A growing number of local officials are urging Riverside County supervisors to competitively bid the county’s contract for ambulance services.
Since last year, county officials have examined the county’s process for dispatching emergency medical calls and are in talks with American Medical Response, or AMR, on a contract renewal for ambulance services.
But city leaders and other officials from throughout the region say the county should put the contract out to bid as a way to improve care, provide better response times and potentially save money.
Murrieta officials have long argued the county should seek bids, and in October the city of Temecula weighed in with support for bidding the contract. Then in December, the Riverside County Fire Chiefs’ Association jumped into the debate, also in favor of opening the bidding process.
Moreno Valley is among the latest to urge the county to seek bids.
“As stewards of the city’s public funds, it is also a priority to ensure that our limited resources are utilized in the most effective manner,” Moreno Valley Mayor Pro Tem Bill Batey wrote to Supervisor Marion Ashley last week.
“As such, it seems only reasonable that a large contract such as that for county emergency medical services be competitively bid.”
AMR, a Colorado-based company, is the exclusive ambulance provider for most cities in western Riverside County, as well as all unincorporated areas.

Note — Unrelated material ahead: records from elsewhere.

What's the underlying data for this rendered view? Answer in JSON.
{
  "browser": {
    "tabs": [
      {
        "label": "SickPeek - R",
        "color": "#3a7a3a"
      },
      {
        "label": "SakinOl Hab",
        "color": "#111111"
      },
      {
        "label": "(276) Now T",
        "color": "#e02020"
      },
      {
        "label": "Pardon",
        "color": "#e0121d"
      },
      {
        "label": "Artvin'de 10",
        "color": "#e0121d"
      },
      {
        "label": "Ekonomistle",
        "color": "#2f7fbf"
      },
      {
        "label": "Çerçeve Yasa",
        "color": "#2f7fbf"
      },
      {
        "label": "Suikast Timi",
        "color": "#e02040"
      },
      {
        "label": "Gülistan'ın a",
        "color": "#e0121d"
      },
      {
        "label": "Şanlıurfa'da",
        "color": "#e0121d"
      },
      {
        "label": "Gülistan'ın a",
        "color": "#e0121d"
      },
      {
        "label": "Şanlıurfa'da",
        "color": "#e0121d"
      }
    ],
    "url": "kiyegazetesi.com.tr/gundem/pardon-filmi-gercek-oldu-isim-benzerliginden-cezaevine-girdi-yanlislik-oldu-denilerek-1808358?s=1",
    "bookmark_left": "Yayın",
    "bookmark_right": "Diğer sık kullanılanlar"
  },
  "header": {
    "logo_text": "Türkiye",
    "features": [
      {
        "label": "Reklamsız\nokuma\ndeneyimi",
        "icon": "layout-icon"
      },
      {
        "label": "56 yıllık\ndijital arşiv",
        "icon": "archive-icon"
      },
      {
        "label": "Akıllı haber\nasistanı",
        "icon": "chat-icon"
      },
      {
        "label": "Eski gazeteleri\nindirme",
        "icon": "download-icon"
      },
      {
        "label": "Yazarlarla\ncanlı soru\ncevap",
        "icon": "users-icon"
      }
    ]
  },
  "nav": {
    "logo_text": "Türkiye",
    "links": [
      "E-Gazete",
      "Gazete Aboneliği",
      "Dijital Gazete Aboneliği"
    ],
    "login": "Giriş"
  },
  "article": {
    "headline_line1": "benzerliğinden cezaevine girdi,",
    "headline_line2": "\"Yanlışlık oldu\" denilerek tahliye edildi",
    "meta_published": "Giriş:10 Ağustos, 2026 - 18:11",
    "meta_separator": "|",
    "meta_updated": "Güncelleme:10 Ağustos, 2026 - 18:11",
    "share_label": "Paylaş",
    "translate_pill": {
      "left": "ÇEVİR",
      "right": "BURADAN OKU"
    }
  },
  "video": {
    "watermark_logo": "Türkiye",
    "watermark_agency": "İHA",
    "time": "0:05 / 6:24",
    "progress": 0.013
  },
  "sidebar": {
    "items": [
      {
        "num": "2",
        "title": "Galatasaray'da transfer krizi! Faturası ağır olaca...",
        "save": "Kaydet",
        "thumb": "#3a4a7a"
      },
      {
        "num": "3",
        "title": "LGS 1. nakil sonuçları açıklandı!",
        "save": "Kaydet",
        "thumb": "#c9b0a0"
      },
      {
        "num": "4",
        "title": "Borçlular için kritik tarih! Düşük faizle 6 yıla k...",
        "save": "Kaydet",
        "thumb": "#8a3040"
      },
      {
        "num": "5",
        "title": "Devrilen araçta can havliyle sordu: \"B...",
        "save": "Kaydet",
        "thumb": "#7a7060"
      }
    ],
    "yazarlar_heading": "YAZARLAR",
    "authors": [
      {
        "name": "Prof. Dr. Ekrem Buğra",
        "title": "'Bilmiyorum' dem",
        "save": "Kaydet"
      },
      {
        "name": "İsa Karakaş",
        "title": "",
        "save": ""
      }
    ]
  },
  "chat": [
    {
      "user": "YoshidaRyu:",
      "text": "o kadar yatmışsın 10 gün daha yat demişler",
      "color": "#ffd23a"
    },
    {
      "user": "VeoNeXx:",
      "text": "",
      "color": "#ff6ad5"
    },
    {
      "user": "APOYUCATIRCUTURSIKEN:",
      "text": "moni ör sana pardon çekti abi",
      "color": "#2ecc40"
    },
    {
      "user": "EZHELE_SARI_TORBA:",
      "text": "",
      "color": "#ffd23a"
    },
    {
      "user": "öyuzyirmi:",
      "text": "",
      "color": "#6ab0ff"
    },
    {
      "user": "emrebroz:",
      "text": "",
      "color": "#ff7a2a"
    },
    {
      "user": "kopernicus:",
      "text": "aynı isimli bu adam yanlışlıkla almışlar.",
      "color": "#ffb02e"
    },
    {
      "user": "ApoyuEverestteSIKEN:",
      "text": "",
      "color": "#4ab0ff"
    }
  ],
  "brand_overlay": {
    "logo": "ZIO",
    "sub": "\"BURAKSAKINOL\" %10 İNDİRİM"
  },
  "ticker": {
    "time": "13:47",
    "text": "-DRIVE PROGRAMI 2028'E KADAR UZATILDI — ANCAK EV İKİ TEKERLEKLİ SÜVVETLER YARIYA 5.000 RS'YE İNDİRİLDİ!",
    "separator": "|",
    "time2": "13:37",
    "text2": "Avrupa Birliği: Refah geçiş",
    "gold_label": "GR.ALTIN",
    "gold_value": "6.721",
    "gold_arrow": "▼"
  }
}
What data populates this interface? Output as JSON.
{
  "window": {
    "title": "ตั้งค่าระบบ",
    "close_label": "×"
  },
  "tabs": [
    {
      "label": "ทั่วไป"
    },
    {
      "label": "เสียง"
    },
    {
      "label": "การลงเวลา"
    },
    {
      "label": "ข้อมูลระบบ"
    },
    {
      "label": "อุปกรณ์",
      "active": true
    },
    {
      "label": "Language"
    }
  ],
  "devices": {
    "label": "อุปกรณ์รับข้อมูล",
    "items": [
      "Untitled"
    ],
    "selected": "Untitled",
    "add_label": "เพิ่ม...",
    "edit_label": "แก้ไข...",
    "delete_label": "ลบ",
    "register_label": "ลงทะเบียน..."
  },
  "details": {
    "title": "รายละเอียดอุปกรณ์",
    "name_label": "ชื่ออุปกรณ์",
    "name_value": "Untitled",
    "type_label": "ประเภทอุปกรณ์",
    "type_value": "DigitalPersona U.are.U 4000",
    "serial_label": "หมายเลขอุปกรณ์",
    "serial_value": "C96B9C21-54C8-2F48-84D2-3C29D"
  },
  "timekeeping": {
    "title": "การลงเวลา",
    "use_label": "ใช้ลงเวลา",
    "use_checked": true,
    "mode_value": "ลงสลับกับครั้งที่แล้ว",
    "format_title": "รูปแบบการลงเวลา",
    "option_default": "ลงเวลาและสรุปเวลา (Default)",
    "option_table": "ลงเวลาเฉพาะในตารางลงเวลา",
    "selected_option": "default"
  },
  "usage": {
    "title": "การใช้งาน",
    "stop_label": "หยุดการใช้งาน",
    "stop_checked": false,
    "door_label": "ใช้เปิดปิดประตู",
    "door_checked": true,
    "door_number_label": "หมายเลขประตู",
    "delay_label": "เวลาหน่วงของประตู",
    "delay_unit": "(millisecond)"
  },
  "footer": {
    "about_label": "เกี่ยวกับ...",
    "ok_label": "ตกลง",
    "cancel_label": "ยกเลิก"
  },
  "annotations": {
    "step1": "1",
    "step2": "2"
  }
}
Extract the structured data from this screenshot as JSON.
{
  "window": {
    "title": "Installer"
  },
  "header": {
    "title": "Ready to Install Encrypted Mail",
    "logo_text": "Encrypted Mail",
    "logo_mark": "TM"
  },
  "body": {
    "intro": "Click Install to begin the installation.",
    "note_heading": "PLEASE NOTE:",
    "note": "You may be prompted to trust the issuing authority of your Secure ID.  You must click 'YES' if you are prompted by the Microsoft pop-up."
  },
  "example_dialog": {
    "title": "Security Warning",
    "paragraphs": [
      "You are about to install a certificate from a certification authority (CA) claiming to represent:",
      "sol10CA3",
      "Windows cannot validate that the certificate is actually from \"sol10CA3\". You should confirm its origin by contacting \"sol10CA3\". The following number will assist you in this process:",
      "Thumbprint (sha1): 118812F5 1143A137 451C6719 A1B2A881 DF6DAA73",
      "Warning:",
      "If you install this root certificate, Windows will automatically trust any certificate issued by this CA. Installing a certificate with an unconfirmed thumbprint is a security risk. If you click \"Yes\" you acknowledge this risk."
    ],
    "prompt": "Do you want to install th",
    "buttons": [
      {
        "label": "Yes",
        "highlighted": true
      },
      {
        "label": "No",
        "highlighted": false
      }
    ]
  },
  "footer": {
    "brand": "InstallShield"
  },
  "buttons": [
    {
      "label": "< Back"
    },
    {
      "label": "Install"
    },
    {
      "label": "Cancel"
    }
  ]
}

The company has operated in Riverside County for three decades and had its contract extended in 2004 and 2009. It is up for another three-year extension this year and is negotiating the terms of that deal with the county. The contract has never been competitively bid. The contract’s value is estimated at $95 million.
In October, the Riverside County Board of Supervisors held a workshop on the emergency medical response system. At the time, several supervisors said competition is healthy and the reasons for a no-bid ambulance contract should be clear cut.
Bruce Barton, director of the county Emergency Medical Services Agency, which oversees ambulance services, was unavailable for comment Wednesday.
Agency spokesman Jose Arballo Jr. said negotiations with the company are ongoing. Arballo said the emergency medical services agency had hoped to come back with a new contract by January. There is no timeframe yet on when the issue will come back before supervisors, he said.
“Last year (in August) the board gave us a specific direction to come back to them with a contract with AMR,” Arballo said by telephone. “There was no mention at that time of setting up a bid process. If the board decides to seek bids, then obviously we will go in that direction.”
Thomas McEntee, AMR’s general manager for Riverside County, did not return a message seeking comment Wednesday.
But in October, he said the company is committed to the county and has worked to improve its operations. For instance, the company is helping fund a digital link between the county and AMR that will allow ambulances to be dispatched more quickly.
In its talks with the county, the company is seeking a five-year wind-down period should supervisors decide to bid the contract. Such a provision would enable the company to recoup its investment, McEntee said at the time.
AMR would compete for the work if the county does seek bids, he said in October.
BIDDING IMPROVES SERVICE
Some officials say the only way to truly improve the county’s emergency medical response system is by opening up the process and seeking competition.
“It is not our contention that the current provider is out of compliance with the contract,” Corona Fire Chief David Waltemeyer, president of the county fire chiefs association, wrote to Barton in December.
“Instead, our assertion is that the contract itself is insufficient and needs substantial modifications that cannot be accomplished with closed-door negotiations leading to a contract extension.”
Among the reasons cited by those who want the county to seek bids are fines AMR has paid for arriving late to calls and the county’s discussions on moving to a dispatch system that prioritizes calls based on medical need.
In recent years, AMR has paid as much as $500,000 a year in late fines. The company has said it is actively working to reduce the amount.
Bidding the contract “in the interests of transparency” also is important, wrote Batey, the Moreno Valley councilman and a professional firefighter.
Supervisor Jeff Stone agreed. In a recent interview, he said he favors opening the process up to competition.
He said he has no bias against AMR, but Riverside County can learn from others who went through similar bid processes and improved services.
“It is healthy for citizens to see that it is a transparent and open process,” Stone said.
But Supervisor Bob Buster said Wednesday he remains undecided on whether to seek bids.
He said AMR is doing a good job and meeting county standards. Buster said the company is making improvements, and he is concerned about how a bid process could affect the changes — such as the prioritized dispatch system — that are under way.
“You want calmer waters, a much more stable situation when you go out and get proposals,” Buster said. “It is a topic where price is important, but also the quality of the service is key. I am still in the process of sorting through everything and looking at the whole situation.”